Continue reading “Ten things nobody tells you about the Indian Chartered Accountancy Course / Profession”

Reservation and Regression | My entry for the Harvard US-India Initiative Conference 2015 Essay Competition

The Harvard US-India Initiative Conference 2015 was held at the majestic Hotel Shangri-La in New Delhi on January 9th and 10th 2015. It was among the largest youth development conferences to have ever been organised in India and was host to a gathering of 450 students, each of whom was selected on the basis of merit and three essays which, among other things, formed part of the application form.

The conference focused on some of the most pressing issues in India today and the speakers’ roster included names like Piyush Goyal, Jairam Ramesh, Jayant Sinha, Pinky Anand and Manish Sisodia, among many others. For someone like me who is a novice in the world of high profile gatherings where intellectually stimulating topics are discussed and debated upon, it was an experience matched by none.

A month before the conference, the organising committee invited essays on India-specific current, social, economic or political topics from the delegates, the best among which were going to be published in the conference brochure. I chose the topic of “Reservation in India” because according to me, the current reservation system is flawed in more ways than one and needs immediate tweaking. Also, the fact that it is slowly but surely increasing inequality among people belonging to different castes, which sadly, is the exact opposite of the objective that it had set out to attain, in my opinion, warranted a discussion in the conference which boasted of a sizeable representation from the ruling government.

Here’s the complete essay :-

Continue reading “Reservation and Regression | My entry for the Harvard US-India Initiative Conference 2015 Essay Competition”

Stone Age dream | A Neanderthal’s take on what it’s like to evolve.

“We have progressed from the Stone Age and moved on to the age of stone hearted people”                                                – Amit Abraham

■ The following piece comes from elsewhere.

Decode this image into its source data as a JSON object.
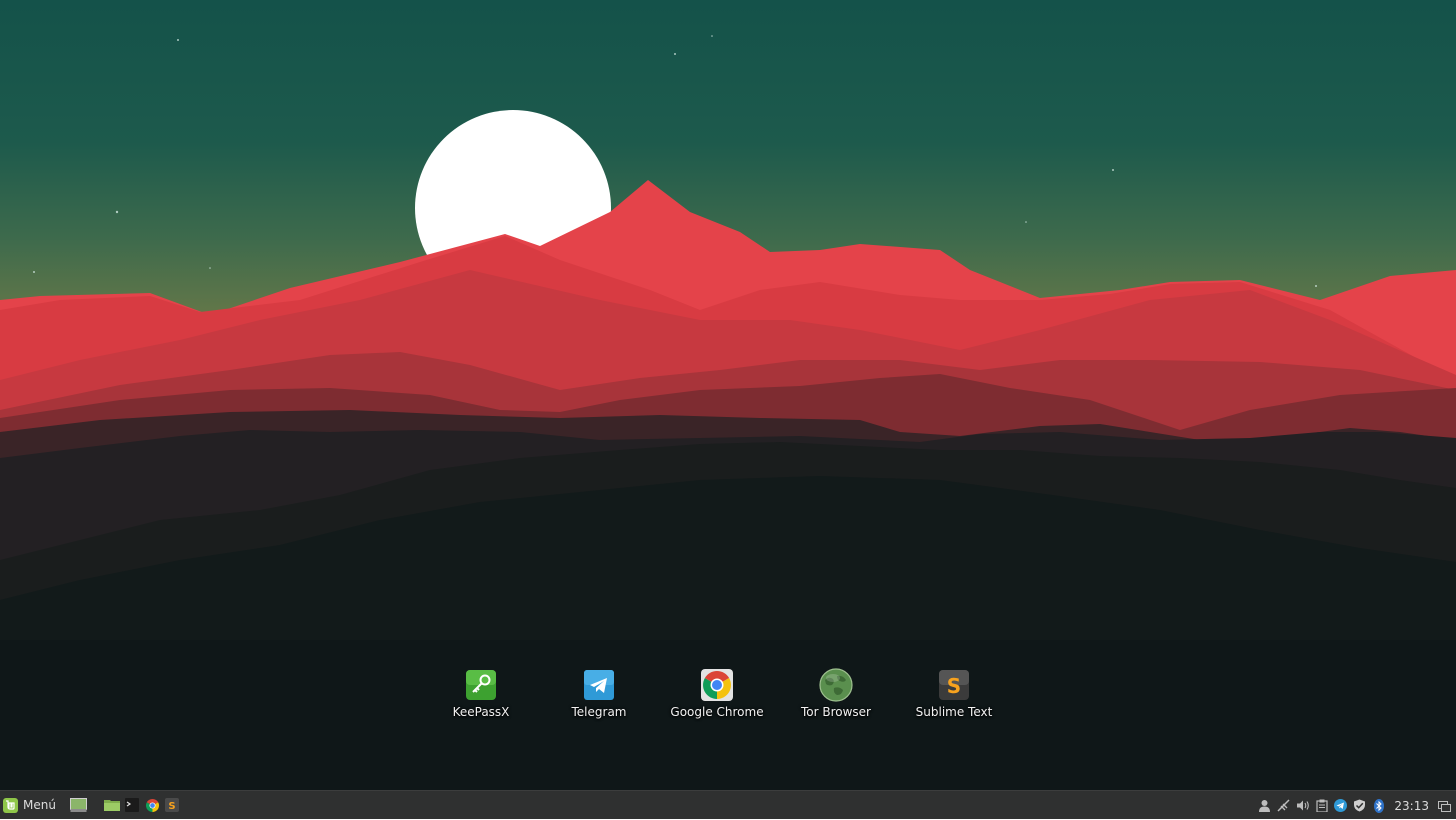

Gabriel, a Neanderthal from Stone Age Munich gets a 60-minute peek into his land of the present day. And blogs(1) out his heart.

‘By the holy axe, that is hot!’ was my first reaction when I touched the gleaming exhaust of a motorcycle that this white (argh!) guy had just parked beside me. ‘Hast du einen Vogel?’ (with a look that suggested I better GTF outta there) was his. Continue reading “Stone Age dream | A Neanderthal’s take on what it’s like to evolve.”

Speed Thrills…

No, it doesn’t kill. Nothing, apart from of course smoking, ever kills. Now if you’re about to add some cyanide to the equation, let me tell you that I’m not interested in discussing any further.

Now, you might have read a lot of useless pieces since you became old enough to read. And no, I’m not talking about textbooks. I’m talking about articles, storybooks, novels, biographies and all other forms of written work. The ones who have tried to read ‘The Casual Vacancy’ will be touched, for there never was and there never ever will be a novel as ruthlessly boring as it was. And with my first attempt at writing, I’m certain that this will go down and get added up to that list of useless reads. Still, I’m motivated. If you’re still with me, congratulations and read on! Continue reading “Speed Thrills…”